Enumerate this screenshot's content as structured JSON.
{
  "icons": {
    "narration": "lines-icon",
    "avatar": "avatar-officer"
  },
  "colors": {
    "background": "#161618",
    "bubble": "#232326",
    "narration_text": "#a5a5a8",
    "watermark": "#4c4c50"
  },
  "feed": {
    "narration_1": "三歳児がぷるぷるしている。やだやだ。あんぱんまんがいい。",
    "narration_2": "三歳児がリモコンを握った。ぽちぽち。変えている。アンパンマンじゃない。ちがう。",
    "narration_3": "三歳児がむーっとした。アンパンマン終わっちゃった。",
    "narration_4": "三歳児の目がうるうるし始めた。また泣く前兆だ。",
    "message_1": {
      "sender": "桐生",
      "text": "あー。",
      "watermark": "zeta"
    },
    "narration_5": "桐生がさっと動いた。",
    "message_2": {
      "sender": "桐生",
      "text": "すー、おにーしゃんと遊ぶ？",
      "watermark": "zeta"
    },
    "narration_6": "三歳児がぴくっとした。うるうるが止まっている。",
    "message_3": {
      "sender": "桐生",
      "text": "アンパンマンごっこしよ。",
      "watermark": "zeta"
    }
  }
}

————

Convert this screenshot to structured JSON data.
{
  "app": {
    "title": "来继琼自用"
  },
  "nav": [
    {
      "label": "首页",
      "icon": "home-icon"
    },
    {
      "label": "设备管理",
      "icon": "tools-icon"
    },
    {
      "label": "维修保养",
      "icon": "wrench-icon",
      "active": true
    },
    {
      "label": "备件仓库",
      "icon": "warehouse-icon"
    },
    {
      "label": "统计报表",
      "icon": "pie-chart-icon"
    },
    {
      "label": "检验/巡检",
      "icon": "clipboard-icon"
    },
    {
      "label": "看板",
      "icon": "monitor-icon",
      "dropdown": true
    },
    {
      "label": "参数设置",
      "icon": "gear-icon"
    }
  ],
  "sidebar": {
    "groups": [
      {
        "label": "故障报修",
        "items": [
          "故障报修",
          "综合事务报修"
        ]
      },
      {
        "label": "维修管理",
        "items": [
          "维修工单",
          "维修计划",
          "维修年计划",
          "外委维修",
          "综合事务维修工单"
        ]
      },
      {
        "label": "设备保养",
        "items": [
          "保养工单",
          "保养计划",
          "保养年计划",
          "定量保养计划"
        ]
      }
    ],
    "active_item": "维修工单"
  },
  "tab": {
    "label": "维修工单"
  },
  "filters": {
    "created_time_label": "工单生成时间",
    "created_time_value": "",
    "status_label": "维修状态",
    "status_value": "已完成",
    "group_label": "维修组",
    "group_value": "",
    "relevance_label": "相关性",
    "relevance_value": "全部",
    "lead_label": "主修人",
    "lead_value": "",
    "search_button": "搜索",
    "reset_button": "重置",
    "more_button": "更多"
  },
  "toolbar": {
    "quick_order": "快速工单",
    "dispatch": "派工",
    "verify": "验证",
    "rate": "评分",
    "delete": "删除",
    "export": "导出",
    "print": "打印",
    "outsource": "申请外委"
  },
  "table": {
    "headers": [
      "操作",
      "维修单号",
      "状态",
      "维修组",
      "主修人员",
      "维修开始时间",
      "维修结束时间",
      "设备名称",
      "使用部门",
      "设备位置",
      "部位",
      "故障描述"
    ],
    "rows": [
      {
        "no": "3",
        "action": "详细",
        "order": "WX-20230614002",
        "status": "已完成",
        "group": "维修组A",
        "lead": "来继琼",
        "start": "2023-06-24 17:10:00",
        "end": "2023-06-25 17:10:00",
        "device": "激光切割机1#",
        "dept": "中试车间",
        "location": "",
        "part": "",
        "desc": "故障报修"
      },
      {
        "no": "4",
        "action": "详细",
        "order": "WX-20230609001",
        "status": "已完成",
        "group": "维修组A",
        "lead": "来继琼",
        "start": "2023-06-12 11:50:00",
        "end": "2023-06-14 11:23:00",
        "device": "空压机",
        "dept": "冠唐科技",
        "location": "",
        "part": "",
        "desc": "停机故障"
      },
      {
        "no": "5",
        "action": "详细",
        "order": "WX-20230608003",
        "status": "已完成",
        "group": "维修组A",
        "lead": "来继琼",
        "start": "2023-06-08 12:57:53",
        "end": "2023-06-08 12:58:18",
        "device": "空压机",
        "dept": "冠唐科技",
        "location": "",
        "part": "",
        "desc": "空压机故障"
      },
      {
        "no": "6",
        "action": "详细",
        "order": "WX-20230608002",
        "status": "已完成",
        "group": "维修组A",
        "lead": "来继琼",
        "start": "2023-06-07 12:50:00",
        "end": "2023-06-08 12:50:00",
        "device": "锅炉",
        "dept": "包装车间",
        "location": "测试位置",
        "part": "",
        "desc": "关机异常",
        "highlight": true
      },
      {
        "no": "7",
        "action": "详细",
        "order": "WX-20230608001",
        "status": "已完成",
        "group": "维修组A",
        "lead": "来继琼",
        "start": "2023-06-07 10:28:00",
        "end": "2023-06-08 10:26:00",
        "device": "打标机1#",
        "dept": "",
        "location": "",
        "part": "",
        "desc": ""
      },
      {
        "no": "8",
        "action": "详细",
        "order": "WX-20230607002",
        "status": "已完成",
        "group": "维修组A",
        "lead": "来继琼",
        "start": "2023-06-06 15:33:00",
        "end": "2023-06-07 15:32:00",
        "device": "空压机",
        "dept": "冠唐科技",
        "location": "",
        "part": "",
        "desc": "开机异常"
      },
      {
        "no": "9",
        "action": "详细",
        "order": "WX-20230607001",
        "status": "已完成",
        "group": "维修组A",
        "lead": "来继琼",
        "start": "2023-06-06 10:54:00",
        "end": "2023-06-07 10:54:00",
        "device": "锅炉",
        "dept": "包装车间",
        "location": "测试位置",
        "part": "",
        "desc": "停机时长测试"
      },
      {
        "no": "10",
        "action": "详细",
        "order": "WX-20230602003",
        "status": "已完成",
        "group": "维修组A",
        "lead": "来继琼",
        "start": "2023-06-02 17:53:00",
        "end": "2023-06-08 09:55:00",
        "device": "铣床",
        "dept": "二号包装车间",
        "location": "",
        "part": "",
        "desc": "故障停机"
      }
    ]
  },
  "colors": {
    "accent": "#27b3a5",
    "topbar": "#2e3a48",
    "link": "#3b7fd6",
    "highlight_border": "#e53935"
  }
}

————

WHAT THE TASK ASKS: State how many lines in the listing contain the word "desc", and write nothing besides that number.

SOLVED EXERCISE: 8